**The records:**
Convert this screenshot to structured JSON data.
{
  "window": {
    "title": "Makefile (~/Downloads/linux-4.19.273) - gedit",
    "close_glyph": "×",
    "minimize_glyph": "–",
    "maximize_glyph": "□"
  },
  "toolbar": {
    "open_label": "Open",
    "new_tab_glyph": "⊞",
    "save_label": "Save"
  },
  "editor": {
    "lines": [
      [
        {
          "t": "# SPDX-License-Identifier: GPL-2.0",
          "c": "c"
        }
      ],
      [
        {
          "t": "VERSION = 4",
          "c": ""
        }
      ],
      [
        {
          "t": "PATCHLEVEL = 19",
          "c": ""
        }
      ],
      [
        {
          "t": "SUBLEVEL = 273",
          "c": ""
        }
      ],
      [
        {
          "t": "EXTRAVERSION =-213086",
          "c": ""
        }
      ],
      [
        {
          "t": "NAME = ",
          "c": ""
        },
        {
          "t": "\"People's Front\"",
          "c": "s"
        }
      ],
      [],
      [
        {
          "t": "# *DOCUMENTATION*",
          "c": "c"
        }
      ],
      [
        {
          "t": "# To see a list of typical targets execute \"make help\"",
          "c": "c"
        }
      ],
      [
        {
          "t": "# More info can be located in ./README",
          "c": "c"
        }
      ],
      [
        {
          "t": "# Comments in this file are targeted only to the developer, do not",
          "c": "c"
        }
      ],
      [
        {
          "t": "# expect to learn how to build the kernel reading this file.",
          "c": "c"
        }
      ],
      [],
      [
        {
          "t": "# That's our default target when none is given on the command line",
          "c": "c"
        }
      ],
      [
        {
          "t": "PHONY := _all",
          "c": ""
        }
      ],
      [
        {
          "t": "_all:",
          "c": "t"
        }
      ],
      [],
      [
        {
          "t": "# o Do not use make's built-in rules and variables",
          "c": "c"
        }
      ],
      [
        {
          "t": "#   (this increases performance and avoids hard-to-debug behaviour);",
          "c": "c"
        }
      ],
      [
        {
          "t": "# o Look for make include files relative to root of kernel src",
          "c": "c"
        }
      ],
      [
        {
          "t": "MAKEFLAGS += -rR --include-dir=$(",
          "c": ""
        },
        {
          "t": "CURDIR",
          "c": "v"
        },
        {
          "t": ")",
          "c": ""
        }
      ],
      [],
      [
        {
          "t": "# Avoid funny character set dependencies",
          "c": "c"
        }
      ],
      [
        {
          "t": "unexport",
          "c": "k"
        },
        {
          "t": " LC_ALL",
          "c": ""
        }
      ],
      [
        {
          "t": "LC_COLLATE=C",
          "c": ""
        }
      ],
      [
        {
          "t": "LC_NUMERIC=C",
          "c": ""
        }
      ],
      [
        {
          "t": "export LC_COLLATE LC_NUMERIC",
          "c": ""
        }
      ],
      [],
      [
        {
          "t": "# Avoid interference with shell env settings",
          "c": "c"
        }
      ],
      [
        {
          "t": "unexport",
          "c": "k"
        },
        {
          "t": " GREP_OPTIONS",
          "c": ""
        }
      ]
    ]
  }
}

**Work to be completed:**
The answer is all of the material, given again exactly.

**Expected answer:**
Convert this screenshot to structured JSON data.
{
  "window": {
    "title": "Makefile (~/Downloads/linux-4.19.273) - gedit",
    "close_glyph": "×",
    "minimize_glyph": "–",
    "maximize_glyph": "□"
  },
  "toolbar": {
    "open_label": "Open",
    "new_tab_glyph": "⊞",
    "save_label": "Save"
  },
  "editor": {
    "lines": [
      [
        {
          "t": "# SPDX-License-Identifier: GPL-2.0",
          "c": "c"
        }
      ],
      [
        {
          "t": "VERSION = 4",
          "c": ""
        }
      ],
      [
        {
          "t": "PATCHLEVEL = 19",
          "c": ""
        }
      ],
      [
        {
          "t": "SUBLEVEL = 273",
          "c": ""
        }
      ],
      [
        {
          "t": "EXTRAVERSION =-213086",
          "c": ""
        }
      ],
      [
        {
          "t": "NAME = ",
          "c": ""
        },
        {
          "t": "\"People's Front\"",
          "c": "s"
        }
      ],
      [],
      [
        {
          "t": "# *DOCUMENTATION*",
          "c": "c"
        }
      ],
      [
        {
          "t": "# To see a list of typical targets execute \"make help\"",
          "c": "c"
        }
      ],
      [
        {
          "t": "# More info can be located in ./README",
          "c": "c"
        }
      ],
      [
        {
          "t": "# Comments in this file are targeted only to the developer, do not",
          "c": "c"
        }
      ],
      [
        {
          "t": "# expect to learn how to build the kernel reading this file.",
          "c": "c"
        }
      ],
      [],
      [
        {
          "t": "# That's our default target when none is given on the command line",
          "c": "c"
        }
      ],
      [
        {
          "t": "PHONY := _all",
          "c": ""
        }
      ],
      [
        {
          "t": "_all:",
          "c": "t"
        }
      ],
      [],
      [
        {
          "t": "# o Do not use make's built-in rules and variables",
          "c": "c"
        }
      ],
      [
        {
          "t": "#   (this increases performance and avoids hard-to-debug behaviour);",
          "c": "c"
        }
      ],
      [
        {
          "t": "# o Look for make include files relative to root of kernel src",
          "c": "c"
        }
      ],
      [
        {
          "t": "MAKEFLAGS += -rR --include-dir=$(",
          "c": ""
        },
        {
          "t": "CURDIR",
          "c": "v"
        },
        {
          "t": ")",
          "c": ""
        }
      ],
      [],
      [
        {
          "t": "# Avoid funny character set dependencies",
          "c": "c"
        }
      ],
      [
        {
          "t": "unexport",
          "c": "k"
        },
        {
          "t": " LC_ALL",
          "c": ""
        }
      ],
      [
        {
          "t": "LC_COLLATE=C",
          "c": ""
        }
      ],
      [
        {
          "t": "LC_NUMERIC=C",
          "c": ""
        }
      ],
      [
        {
          "t": "export LC_COLLATE LC_NUMERIC",
          "c": ""
        }
      ],
      [],
      [
        {
          "t": "# Avoid interference with shell env settings",
          "c": "c"
        }
      ],
      [
        {
          "t": "unexport",
          "c": "k"
        },
        {
          "t": " GREP_OPTIONS",
          "c": ""
        }
      ]
    ]
  }
}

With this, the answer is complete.